* _What you need to do_
Please return the data word for word and leave out any picture it contains.

* _Provided data_
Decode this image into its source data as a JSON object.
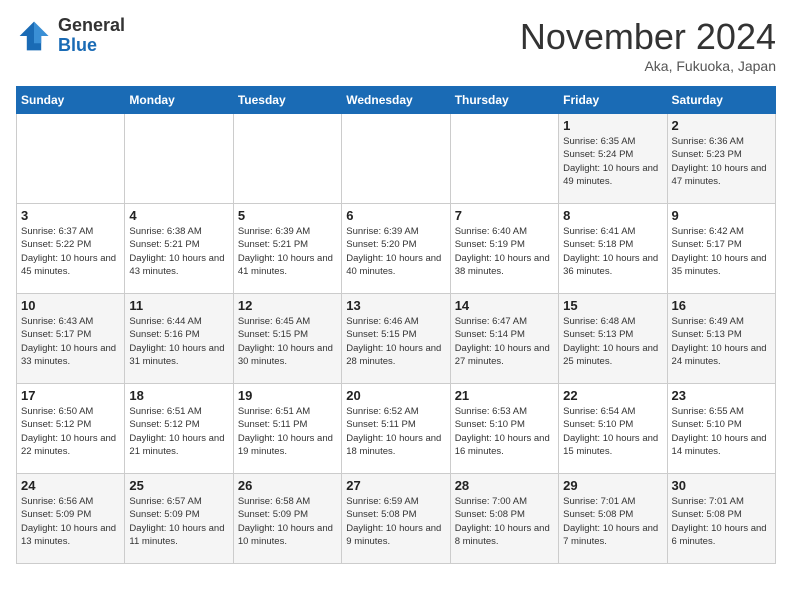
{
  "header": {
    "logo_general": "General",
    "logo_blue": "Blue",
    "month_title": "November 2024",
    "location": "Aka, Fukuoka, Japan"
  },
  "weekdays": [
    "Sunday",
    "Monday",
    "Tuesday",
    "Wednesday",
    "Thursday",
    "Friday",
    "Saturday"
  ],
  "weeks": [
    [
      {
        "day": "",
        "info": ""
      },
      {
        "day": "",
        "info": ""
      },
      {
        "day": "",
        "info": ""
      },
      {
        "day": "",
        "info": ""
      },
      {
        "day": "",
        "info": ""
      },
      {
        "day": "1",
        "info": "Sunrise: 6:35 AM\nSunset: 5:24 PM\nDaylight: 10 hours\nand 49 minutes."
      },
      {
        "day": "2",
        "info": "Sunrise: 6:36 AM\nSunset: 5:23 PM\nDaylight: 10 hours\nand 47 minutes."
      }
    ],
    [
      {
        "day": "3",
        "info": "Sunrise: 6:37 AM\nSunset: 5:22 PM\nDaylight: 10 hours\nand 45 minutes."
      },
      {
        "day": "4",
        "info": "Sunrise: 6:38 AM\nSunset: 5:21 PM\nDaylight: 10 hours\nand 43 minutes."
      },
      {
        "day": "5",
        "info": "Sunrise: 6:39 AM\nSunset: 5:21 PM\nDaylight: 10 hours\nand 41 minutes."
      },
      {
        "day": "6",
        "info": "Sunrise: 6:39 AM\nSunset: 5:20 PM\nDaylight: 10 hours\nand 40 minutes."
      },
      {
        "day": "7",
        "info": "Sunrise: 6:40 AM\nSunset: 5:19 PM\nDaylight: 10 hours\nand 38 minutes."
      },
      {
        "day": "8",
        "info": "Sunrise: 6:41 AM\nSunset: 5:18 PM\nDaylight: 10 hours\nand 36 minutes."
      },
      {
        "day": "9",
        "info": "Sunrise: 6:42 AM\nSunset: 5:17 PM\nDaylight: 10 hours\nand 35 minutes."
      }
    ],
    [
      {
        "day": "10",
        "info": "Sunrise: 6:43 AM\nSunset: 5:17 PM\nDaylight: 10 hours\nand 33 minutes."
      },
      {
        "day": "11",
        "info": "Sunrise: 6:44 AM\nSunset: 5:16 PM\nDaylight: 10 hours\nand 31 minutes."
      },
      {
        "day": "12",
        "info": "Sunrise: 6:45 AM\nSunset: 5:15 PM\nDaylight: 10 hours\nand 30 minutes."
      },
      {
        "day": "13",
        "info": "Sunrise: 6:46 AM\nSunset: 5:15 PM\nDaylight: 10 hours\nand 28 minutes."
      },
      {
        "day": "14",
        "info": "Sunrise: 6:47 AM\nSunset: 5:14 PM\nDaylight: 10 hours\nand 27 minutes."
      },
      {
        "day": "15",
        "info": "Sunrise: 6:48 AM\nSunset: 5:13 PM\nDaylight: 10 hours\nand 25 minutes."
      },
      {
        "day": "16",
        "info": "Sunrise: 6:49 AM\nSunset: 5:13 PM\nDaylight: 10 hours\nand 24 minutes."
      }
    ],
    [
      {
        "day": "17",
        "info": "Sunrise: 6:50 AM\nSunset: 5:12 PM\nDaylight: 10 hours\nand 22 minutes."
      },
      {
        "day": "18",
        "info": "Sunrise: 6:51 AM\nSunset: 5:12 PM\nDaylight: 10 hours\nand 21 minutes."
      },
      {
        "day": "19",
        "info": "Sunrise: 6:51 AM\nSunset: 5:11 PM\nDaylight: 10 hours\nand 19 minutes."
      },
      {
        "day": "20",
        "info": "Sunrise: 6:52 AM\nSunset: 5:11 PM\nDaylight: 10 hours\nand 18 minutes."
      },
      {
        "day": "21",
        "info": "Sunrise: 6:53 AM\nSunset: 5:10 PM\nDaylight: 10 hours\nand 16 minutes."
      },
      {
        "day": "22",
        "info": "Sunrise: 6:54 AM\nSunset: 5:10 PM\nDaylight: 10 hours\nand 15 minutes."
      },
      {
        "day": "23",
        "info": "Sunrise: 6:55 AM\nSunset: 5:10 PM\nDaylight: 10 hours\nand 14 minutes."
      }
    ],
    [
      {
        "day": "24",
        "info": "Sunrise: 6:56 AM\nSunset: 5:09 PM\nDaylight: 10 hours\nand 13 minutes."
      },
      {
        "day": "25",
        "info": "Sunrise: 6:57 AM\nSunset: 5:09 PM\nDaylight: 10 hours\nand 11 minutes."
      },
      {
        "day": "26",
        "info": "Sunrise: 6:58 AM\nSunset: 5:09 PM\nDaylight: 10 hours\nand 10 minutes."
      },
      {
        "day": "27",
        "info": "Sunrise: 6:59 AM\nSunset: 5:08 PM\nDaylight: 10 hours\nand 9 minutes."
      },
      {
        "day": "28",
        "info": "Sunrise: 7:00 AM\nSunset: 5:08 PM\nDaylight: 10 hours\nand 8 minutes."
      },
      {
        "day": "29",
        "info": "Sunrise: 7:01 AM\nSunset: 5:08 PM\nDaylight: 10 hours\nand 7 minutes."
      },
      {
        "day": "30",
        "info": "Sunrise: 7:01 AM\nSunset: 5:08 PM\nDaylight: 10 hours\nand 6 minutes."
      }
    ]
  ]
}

* _Exercise result_
Decode this image into its source data as a JSON object.
{
  "header": {
    "logo_general": "General",
    "logo_blue": "Blue",
    "month_title": "November 2024",
    "location": "Aka, Fukuoka, Japan"
  },
  "weekdays": [
    "Sunday",
    "Monday",
    "Tuesday",
    "Wednesday",
    "Thursday",
    "Friday",
    "Saturday"
  ],
  "weeks": [
    [
      {
        "day": "",
        "info": ""
      },
      {
        "day": "",
        "info": ""
      },
      {
        "day": "",
        "info": ""
      },
      {
        "day": "",
        "info": ""
      },
      {
        "day": "",
        "info": ""
      },
      {
        "day": "1",
        "info": "Sunrise: 6:35 AM\nSunset: 5:24 PM\nDaylight: 10 hours\nand 49 minutes."
      },
      {
        "day": "2",
        "info": "Sunrise: 6:36 AM\nSunset: 5:23 PM\nDaylight: 10 hours\nand 47 minutes."
      }
    ],
    [
      {
        "day": "3",
        "info": "Sunrise: 6:37 AM\nSunset: 5:22 PM\nDaylight: 10 hours\nand 45 minutes."
      },
      {
        "day": "4",
        "info": "Sunrise: 6:38 AM\nSunset: 5:21 PM\nDaylight: 10 hours\nand 43 minutes."
      },
      {
        "day": "5",
        "info": "Sunrise: 6:39 AM\nSunset: 5:21 PM\nDaylight: 10 hours\nand 41 minutes."
      },
      {
        "day": "6",
        "info": "Sunrise: 6:39 AM\nSunset: 5:20 PM\nDaylight: 10 hours\nand 40 minutes."
      },
      {
        "day": "7",
        "info": "Sunrise: 6:40 AM\nSunset: 5:19 PM\nDaylight: 10 hours\nand 38 minutes."
      },
      {
        "day": "8",
        "info": "Sunrise: 6:41 AM\nSunset: 5:18 PM\nDaylight: 10 hours\nand 36 minutes."
      },
      {
        "day": "9",
        "info": "Sunrise: 6:42 AM\nSunset: 5:17 PM\nDaylight: 10 hours\nand 35 minutes."
      }
    ],
    [
      {
        "day": "10",
        "info": "Sunrise: 6:43 AM\nSunset: 5:17 PM\nDaylight: 10 hours\nand 33 minutes."
      },
      {
        "day": "11",
        "info": "Sunrise: 6:44 AM\nSunset: 5:16 PM\nDaylight: 10 hours\nand 31 minutes."
      },
      {
        "day": "12",
        "info": "Sunrise: 6:45 AM\nSunset: 5:15 PM\nDaylight: 10 hours\nand 30 minutes."
      },
      {
        "day": "13",
        "info": "Sunrise: 6:46 AM\nSunset: 5:15 PM\nDaylight: 10 hours\nand 28 minutes."
      },
      {
        "day": "14",
        "info": "Sunrise: 6:47 AM\nSunset: 5:14 PM\nDaylight: 10 hours\nand 27 minutes."
      },
      {
        "day": "15",
        "info": "Sunrise: 6:48 AM\nSunset: 5:13 PM\nDaylight: 10 hours\nand 25 minutes."
      },
      {
        "day": "16",
        "info": "Sunrise: 6:49 AM\nSunset: 5:13 PM\nDaylight: 10 hours\nand 24 minutes."
      }
    ],
    [
      {
        "day": "17",
        "info": "Sunrise: 6:50 AM\nSunset: 5:12 PM\nDaylight: 10 hours\nand 22 minutes."
      },
      {
        "day": "18",
        "info": "Sunrise: 6:51 AM\nSunset: 5:12 PM\nDaylight: 10 hours\nand 21 minutes."
      },
      {
        "day": "19",
        "info": "Sunrise: 6:51 AM\nSunset: 5:11 PM\nDaylight: 10 hours\nand 19 minutes."
      },
      {
        "day": "20",
        "info": "Sunrise: 6:52 AM\nSunset: 5:11 PM\nDaylight: 10 hours\nand 18 minutes."
      },
      {
        "day": "21",
        "info": "Sunrise: 6:53 AM\nSunset: 5:10 PM\nDaylight: 10 hours\nand 16 minutes."
      },
      {
        "day": "22",
        "info": "Sunrise: 6:54 AM\nSunset: 5:10 PM\nDaylight: 10 hours\nand 15 minutes."
      },
      {
        "day": "23",
        "info": "Sunrise: 6:55 AM\nSunset: 5:10 PM\nDaylight: 10 hours\nand 14 minutes."
      }
    ],
    [
      {
        "day": "24",
        "info": "Sunrise: 6:56 AM\nSunset: 5:09 PM\nDaylight: 10 hours\nand 13 minutes."
      },
      {
        "day": "25",
        "info": "Sunrise: 6:57 AM\nSunset: 5:09 PM\nDaylight: 10 hours\nand 11 minutes."
      },
      {
        "day": "26",
        "info": "Sunrise: 6:58 AM\nSunset: 5:09 PM\nDaylight: 10 hours\nand 10 minutes."
      },
      {
        "day": "27",
        "info": "Sunrise: 6:59 AM\nSunset: 5:08 PM\nDaylight: 10 hours\nand 9 minutes."
      },
      {
        "day": "28",
        "info": "Sunrise: 7:00 AM\nSunset: 5:08 PM\nDaylight: 10 hours\nand 8 minutes."
      },
      {
        "day": "29",
        "info": "Sunrise: 7:01 AM\nSunset: 5:08 PM\nDaylight: 10 hours\nand 7 minutes."
      },
      {
        "day": "30",
        "info": "Sunrise: 7:01 AM\nSunset: 5:08 PM\nDaylight: 10 hours\nand 6 minutes."
      }
    ]
  ]
}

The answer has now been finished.